**Task to complete:**
Every entry below must appear again, exactly as written.

____________________

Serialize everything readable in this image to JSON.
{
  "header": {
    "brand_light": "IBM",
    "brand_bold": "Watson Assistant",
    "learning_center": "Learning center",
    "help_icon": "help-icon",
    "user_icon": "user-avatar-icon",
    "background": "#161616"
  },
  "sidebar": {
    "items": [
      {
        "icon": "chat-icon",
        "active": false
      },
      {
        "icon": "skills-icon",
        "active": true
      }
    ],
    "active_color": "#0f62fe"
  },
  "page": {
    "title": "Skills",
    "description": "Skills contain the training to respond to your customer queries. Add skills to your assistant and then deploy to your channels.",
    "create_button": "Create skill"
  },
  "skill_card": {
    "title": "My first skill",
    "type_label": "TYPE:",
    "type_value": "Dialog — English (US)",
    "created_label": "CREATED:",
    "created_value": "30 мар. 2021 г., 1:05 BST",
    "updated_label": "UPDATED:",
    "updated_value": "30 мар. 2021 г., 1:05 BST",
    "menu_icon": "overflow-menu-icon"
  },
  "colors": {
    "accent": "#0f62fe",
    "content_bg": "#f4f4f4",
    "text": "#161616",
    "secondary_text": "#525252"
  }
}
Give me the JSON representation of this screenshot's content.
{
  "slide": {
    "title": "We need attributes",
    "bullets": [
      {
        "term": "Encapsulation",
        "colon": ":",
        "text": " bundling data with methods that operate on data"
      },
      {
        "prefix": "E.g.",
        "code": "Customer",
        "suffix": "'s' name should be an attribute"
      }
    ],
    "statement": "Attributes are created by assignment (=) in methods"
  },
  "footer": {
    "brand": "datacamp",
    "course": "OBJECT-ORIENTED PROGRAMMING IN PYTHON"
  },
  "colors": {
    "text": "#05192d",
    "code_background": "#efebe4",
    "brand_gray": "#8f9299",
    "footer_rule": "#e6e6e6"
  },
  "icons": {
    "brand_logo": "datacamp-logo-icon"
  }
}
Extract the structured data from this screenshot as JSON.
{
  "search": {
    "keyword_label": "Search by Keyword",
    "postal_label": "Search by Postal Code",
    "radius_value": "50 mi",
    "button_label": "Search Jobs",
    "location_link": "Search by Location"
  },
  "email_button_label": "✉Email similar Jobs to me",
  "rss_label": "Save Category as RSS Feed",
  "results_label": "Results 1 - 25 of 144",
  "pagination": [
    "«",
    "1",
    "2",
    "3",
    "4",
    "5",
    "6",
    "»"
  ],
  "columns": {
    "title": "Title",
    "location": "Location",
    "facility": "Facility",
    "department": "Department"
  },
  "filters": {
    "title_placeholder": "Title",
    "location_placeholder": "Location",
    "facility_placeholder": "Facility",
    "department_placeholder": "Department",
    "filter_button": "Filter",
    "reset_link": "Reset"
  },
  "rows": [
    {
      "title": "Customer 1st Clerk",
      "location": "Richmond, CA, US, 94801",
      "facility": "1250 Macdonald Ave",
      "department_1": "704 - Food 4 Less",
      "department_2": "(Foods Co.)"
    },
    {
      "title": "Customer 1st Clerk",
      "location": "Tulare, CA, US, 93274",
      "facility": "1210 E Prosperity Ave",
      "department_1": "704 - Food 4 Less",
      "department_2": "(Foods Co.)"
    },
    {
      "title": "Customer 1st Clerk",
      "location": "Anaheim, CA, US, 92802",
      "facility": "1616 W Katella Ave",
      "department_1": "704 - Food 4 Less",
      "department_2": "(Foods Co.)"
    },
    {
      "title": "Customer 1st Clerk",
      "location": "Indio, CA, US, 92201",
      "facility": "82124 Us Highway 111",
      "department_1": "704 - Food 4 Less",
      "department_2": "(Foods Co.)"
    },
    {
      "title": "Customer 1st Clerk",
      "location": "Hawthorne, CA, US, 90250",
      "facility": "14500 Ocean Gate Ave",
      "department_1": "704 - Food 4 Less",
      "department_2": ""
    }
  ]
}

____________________

**Solution to this task:**
Serialize everything readable in this image to JSON.
{
  "header": {
    "brand_light": "IBM",
    "brand_bold": "Watson Assistant",
    "learning_center": "Learning center",
    "help_icon": "help-icon",
    "user_icon": "user-avatar-icon",
    "background": "#161616"
  },
  "sidebar": {
    "items": [
      {
        "icon": "chat-icon",
        "active": false
      },
      {
        "icon": "skills-icon",
        "active": true
      }
    ],
    "active_color": "#0f62fe"
  },
  "page": {
    "title": "Skills",
    "description": "Skills contain the training to respond to your customer queries. Add skills to your assistant and then deploy to your channels.",
    "create_button": "Create skill"
  },
  "skill_card": {
    "title": "My first skill",
    "type_label": "TYPE:",
    "type_value": "Dialog — English (US)",
    "created_label": "CREATED:",
    "created_value": "30 мар. 2021 г., 1:05 BST",
    "updated_label": "UPDATED:",
    "updated_value": "30 мар. 2021 г., 1:05 BST",
    "menu_icon": "overflow-menu-icon"
  },
  "colors": {
    "accent": "#0f62fe",
    "content_bg": "#f4f4f4",
    "text": "#161616",
    "secondary_text": "#525252"
  }
}
Give me the JSON representation of this screenshot's content.
{
  "slide": {
    "title": "We need attributes",
    "bullets": [
      {
        "term": "Encapsulation",
        "colon": ":",
        "text": " bundling data with methods that operate on data"
      },
      {
        "prefix": "E.g.",
        "code": "Customer",
        "suffix": "'s' name should be an attribute"
      }
    ],
    "statement": "Attributes are created by assignment (=) in methods"
  },
  "footer": {
    "brand": "datacamp",
    "course": "OBJECT-ORIENTED PROGRAMMING IN PYTHON"
  },
  "colors": {
    "text": "#05192d",
    "code_background": "#efebe4",
    "brand_gray": "#8f9299",
    "footer_rule": "#e6e6e6"
  },
  "icons": {
    "brand_logo": "datacamp-logo-icon"
  }
}
Extract the structured data from this screenshot as JSON.
{
  "search": {
    "keyword_label": "Search by Keyword",
    "postal_label": "Search by Postal Code",
    "radius_value": "50 mi",
    "button_label": "Search Jobs",
    "location_link": "Search by Location"
  },
  "email_button_label": "✉Email similar Jobs to me",
  "rss_label": "Save Category as RSS Feed",
  "results_label": "Results 1 - 25 of 144",
  "pagination": [
    "«",
    "1",
    "2",
    "3",
    "4",
    "5",
    "6",
    "»"
  ],
  "columns": {
    "title": "Title",
    "location": "Location",
    "facility": "Facility",
    "department": "Department"
  },
  "filters": {
    "title_placeholder": "Title",
    "location_placeholder": "Location",
    "facility_placeholder": "Facility",
    "department_placeholder": "Department",
    "filter_button": "Filter",
    "reset_link": "Reset"
  },
  "rows": [
    {
      "title": "Customer 1st Clerk",
      "location": "Richmond, CA, US, 94801",
      "facility": "1250 Macdonald Ave",
      "department_1": "704 - Food 4 Less",
      "department_2": "(Foods Co.)"
    },
    {
      "title": "Customer 1st Clerk",
      "location": "Tulare, CA, US, 93274",
      "facility": "1210 E Prosperity Ave",
      "department_1": "704 - Food 4 Less",
      "department_2": "(Foods Co.)"
    },
    {
      "title": "Customer 1st Clerk",
      "location": "Anaheim, CA, US, 92802",
      "facility": "1616 W Katella Ave",
      "department_1": "704 - Food 4 Less",
      "department_2": "(Foods Co.)"
    },
    {
      "title": "Customer 1st Clerk",
      "location": "Indio, CA, US, 92201",
      "facility": "82124 Us Highway 111",
      "department_1": "704 - Food 4 Less",
      "department_2": "(Foods Co.)"
    },
    {
      "title": "Customer 1st Clerk",
      "location": "Hawthorne, CA, US, 90250",
      "facility": "14500 Ocean Gate Ave",
      "department_1": "704 - Food 4 Less",
      "department_2": ""
    }
  ]
}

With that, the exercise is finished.